According to blockchain analytics firm Elliptic, the US Treasury Department’s proposed rules requiring users to comply with KYC requirements whenever they try to send their crypto to a private wallet may be ineffective.
In its response to the rule, Elliptic said the rules could “negatively affect” the effectiveness of existing Anti-Money Laundering and Anti-Terrorist Financing (AML / CFT) regulations.
Earlier this month, the Department of Treasury issued a proposed rule-making notice that states that users of central cryptocurrency exchanges who wish to move assets to their own private wallet or to another must provide detailed personal information for transactions greater than $ 3,000. Exchanges will be required to report individual or groups of transactions totaling more than $ 10,000.
According to the Financial Crimes Enforcement Network (FinCEN) announcement, the community is asked to provide comments or feedback on the rules until January 4, 2021.
What does Elliptic think?
In its response to the rule, Elliptic said the rules exaggerate the risks proposed by non-hosted wallets, as transactions involving cryptocurrencies can already be tracked by analyzing the respective blockchain ledger.
This type of analysis is already used by law enforcement to track criminal activity and therefore, according to Elliptic, the new rules will increase the cost of documentation for information that can only be accessed using existing tools.
The proposed guidelines were met with coherent feedback even before they were released.
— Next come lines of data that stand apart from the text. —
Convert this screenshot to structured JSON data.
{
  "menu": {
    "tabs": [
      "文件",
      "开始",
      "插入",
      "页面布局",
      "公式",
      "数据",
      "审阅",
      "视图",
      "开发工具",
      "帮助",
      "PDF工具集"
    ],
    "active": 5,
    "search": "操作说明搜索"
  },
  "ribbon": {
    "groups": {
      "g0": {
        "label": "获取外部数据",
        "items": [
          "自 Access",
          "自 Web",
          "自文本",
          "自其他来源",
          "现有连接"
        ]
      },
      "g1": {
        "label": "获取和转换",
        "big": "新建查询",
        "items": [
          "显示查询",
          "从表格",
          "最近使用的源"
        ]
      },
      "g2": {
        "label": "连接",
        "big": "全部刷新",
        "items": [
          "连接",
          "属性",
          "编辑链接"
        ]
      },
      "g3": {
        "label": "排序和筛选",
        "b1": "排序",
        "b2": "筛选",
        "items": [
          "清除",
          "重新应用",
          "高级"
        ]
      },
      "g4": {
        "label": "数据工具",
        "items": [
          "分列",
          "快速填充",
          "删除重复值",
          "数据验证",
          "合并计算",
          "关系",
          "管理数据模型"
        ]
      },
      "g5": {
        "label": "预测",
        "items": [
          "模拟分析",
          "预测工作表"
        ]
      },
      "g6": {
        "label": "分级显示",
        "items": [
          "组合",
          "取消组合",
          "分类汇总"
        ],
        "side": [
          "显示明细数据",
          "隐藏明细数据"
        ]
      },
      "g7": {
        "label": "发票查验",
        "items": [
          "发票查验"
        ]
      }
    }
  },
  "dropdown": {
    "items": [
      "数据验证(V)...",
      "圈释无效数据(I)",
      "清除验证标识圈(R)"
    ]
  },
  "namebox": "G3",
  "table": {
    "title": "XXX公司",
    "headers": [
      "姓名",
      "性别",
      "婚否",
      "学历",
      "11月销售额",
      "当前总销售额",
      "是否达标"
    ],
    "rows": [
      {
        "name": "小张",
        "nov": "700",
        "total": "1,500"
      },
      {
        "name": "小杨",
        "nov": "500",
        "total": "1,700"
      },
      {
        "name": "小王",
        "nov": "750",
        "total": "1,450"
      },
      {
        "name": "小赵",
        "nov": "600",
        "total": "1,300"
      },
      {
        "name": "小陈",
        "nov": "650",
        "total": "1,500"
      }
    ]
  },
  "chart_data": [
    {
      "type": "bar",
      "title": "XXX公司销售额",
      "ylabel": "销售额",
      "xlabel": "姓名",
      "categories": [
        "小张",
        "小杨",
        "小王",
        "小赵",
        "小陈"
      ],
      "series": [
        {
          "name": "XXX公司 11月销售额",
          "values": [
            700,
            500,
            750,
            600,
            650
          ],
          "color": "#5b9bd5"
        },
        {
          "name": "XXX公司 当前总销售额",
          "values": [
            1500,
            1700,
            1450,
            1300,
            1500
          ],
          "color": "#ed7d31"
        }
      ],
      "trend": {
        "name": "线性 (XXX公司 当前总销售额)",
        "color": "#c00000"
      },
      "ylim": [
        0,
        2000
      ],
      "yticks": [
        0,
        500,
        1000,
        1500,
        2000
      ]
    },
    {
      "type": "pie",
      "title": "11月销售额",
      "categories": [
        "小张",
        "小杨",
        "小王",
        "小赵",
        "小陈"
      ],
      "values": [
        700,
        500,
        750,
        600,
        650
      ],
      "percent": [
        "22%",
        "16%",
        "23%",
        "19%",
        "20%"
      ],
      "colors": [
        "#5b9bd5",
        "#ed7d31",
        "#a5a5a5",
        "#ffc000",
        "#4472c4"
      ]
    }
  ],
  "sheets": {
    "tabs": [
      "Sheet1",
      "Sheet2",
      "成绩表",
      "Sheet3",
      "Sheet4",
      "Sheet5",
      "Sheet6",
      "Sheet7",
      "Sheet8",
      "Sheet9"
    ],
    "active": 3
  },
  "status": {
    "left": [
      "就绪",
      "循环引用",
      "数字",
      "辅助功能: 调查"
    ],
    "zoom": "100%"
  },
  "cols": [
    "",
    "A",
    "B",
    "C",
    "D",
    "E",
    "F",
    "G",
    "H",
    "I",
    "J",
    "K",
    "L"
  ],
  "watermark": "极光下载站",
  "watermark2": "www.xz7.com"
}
Regulators said the rules could have widespread repercussions, including the problems that decentralized finance (DeFi) projects may face.
Data cited in Elliptic’s response indicate that less than 10% of illegally sourced funds remain in non-hosted wallets, and the vast majority of them are “asleep”.
Elliptic noted that information about such funds is shared with FinCEN using suspicious activity reports (SAR), as the fraudulent actors depend entirely on their ability to cash out and convert them into fiat money, so the new rules only add more documentation.
In his reply, Elliptic stated that the 15-day comment period of the Treasury on this rule was “unfairly short” and asked the ministry to extend the period to 90 days.
Arguing that the proposed requirements are disproportionate to physical cash, Elliptic said the rules would impose an “unjustified tax” on financial innovations. The firm also argued in its recommendations to FinCEN that the proposed counterparty record keeping requirements should also be removed.